[WHAT IS BEING ASKED]: For the records that follow, work out how many lines include "Offset" and give only that count.
┌────────
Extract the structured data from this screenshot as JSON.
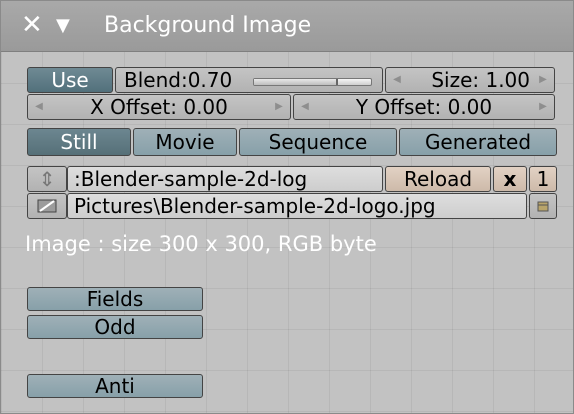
{
  "header": {
    "close_glyph": "✕",
    "collapse_glyph": "▼",
    "title": "Background Image"
  },
  "controls": {
    "use_label": "Use",
    "blend_label": "Blend:0.70",
    "blend_value": 0.7,
    "size_label": "Size: 1.00",
    "x_offset_label": "X Offset: 0.00",
    "y_offset_label": "Y Offset: 0.00"
  },
  "source_tabs": {
    "items": [
      "Still",
      "Movie",
      "Sequence",
      "Generated"
    ],
    "active": "Still"
  },
  "image": {
    "browse_glyph": "⇕",
    "name_value": ":Blender-sample-2d-log",
    "reload_label": "Reload",
    "unlink_glyph": "x",
    "users_count": "1",
    "path_value": "Pictures\\Blender-sample-2d-logo.jpg"
  },
  "status": {
    "info": "Image : size 300 x 300, RGB byte"
  },
  "options": {
    "fields_label": "Fields",
    "odd_label": "Odd",
    "anti_label": "Anti"
  },
  "colors": {
    "panel_bg": "#c2c2c2",
    "header_bg": "#a3a3a3",
    "active_toggle": "#5f7b85",
    "reload_bg": "#d8c6b7",
    "text_white": "#ffffff"
  }
}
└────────
[RESPONSE TO THIS EXERCISE]: 2